And I need to get better about modeling that. I normally fall asleep on my computer around one or two and I normally start working again, around six or seven. I’m supporting small businesses with my social media and public platform. I was on MSNBC on Sunday promoting all these things.
I'm shopping at Pike Place Market, which is very quiet and it's easier to distance there than a grocery store. Right before they closed I bought as much as I could from Pure Food Fish Market which has been my client for 16 years since the very beginning. And the owner Solly, who's in his 90s, Sol Aman, he has owned his business for 60 years in the market. When he chose to use Gravity when I first started, it gave me credibility with everybody there. And then I went and shopped down the way from him there, at Sosio’s Produce. Midweek it's completely empty. I've been finding ways to effectively distance and support small businesses.
I’ve only had one day off so far. It was an amazing day. I have a snowboard that's sawed in half and it turns into two skis. I strapped on the two skis and I climbed up 5,000 feet of a mountain in the Cascades. I'm in the wilderness, and I climbed up the 5,000 feet and then I snap the two skis together and turn them into a snowboard and I snowboard it down. I did one long snowboard run. A day like that I'll burn 3,500 calories and it's a nice, 10-hour day. It's an intense day, maybe seven hours, but it's a long day. And it was really, really beautiful.
I mean, I cry every day, pretty much, you know? Just all the pain and suffering that's happening right now in the world. It's just heartbreaking.
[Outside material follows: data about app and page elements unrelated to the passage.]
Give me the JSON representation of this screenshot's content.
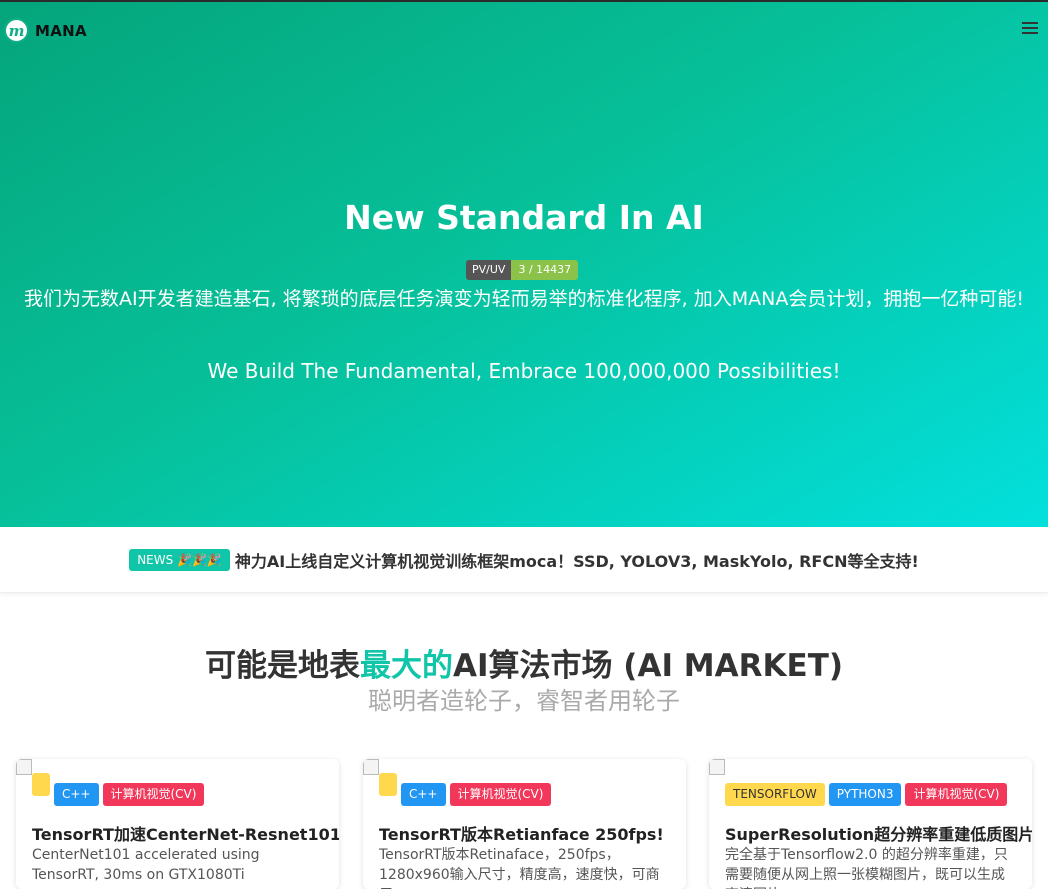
{
  "brand": {
    "logo_letter": "m",
    "name": "MANA"
  },
  "hero": {
    "title": "New Standard In AI",
    "pv_label": "PV/UV",
    "pv_value": "3 / 14437",
    "subtitle_cn": "我们为无数AI开发者建造基石, 将繁琐的底层任务演变为轻而易举的标准化程序, 加入MANA会员计划，拥抱一亿种可能!",
    "subtitle_en": "We Build The Fundamental, Embrace 100,000,000 Possibilities!"
  },
  "news": {
    "badge": "NEWS 🎉🎉🎉",
    "text": "神力AI上线自定义计算机视觉训练框架moca！SSD, YOLOV3, MaskYolo, RFCN等全支持!"
  },
  "market": {
    "title_pre": "可能是地表",
    "title_hl": "最大的",
    "title_post": "AI算法市场 (AI MARKET)",
    "subtitle": "聪明者造轮子，睿智者用轮子"
  },
  "cards": [
    {
      "tags": [
        "C++",
        "计算机视觉(CV)"
      ],
      "title": "TensorRT加速CenterNet-Resnet101",
      "desc": "CenterNet101 accelerated using TensorRT, 30ms on GTX1080Ti"
    },
    {
      "tags": [
        "C++",
        "计算机视觉(CV)"
      ],
      "title": "TensorRT版本Retianface 250fps!",
      "desc": "TensorRT版本Retinaface，250fps，1280x960输入尺寸，精度高，速度快，可商用"
    },
    {
      "tags": [
        "TENSORFLOW",
        "PYTHON3",
        "计算机视觉(CV)"
      ],
      "title": "SuperResolution超分辨率重建低质图片",
      "desc": "完全基于Tensorflow2.0 的超分辨率重建，只需要随便从网上照一张模糊图片，既可以生成高清图片"
    }
  ],
  "colors": {
    "accent": "#11c6a8",
    "hero_start": "#05a57b",
    "hero_end": "#03e0dd",
    "tag_blue": "#2196f3",
    "tag_red": "#f2385a",
    "tag_yellow": "#ffd84d"
  },
  "icons": {
    "menu": "hamburger-icon",
    "logo": "mana-logo-icon"
  }
}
And certainly, I'm heartbroken for my clients that are trying their best to save one more job and just heartbroken that they can't or people that have risked everything and spent their whole life building a small, local one location Main Street business that are under threat of losing everything and can't get the assistance that they need and deserve and they didn't do anything to deserve this happening. But the other 23 and a half hours that I'm not crying, I'm up for the fight. I'm just fighting as hard as I can.